## Aim of the exercise
Check each line of the data, and copy those where "color" appears.

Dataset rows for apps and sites
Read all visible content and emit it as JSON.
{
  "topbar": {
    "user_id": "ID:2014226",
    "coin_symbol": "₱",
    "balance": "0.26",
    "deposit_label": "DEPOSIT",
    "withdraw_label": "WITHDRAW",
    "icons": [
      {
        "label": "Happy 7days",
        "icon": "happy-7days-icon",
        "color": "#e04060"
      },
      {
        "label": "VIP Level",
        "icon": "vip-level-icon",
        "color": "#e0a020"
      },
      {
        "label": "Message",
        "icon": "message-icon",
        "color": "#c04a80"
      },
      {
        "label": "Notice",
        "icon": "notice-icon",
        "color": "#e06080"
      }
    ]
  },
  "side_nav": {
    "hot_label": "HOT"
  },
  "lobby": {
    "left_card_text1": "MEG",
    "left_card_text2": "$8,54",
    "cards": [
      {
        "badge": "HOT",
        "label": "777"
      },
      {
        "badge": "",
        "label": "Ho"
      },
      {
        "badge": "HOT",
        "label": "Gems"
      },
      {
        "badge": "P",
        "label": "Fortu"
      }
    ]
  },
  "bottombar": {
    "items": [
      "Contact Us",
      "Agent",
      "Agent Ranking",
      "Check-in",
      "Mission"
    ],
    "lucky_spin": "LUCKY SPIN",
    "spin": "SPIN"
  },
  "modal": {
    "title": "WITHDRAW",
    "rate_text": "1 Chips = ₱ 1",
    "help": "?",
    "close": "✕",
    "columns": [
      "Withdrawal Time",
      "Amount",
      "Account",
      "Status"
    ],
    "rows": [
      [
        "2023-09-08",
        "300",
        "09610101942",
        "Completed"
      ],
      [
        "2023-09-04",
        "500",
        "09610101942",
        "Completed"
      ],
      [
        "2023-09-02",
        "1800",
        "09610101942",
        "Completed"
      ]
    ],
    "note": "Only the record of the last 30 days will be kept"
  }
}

## Response area
        "color": "#e04060"
        "color": "#e0a020"
        "color": "#c04a80"
        "color": "#e06080"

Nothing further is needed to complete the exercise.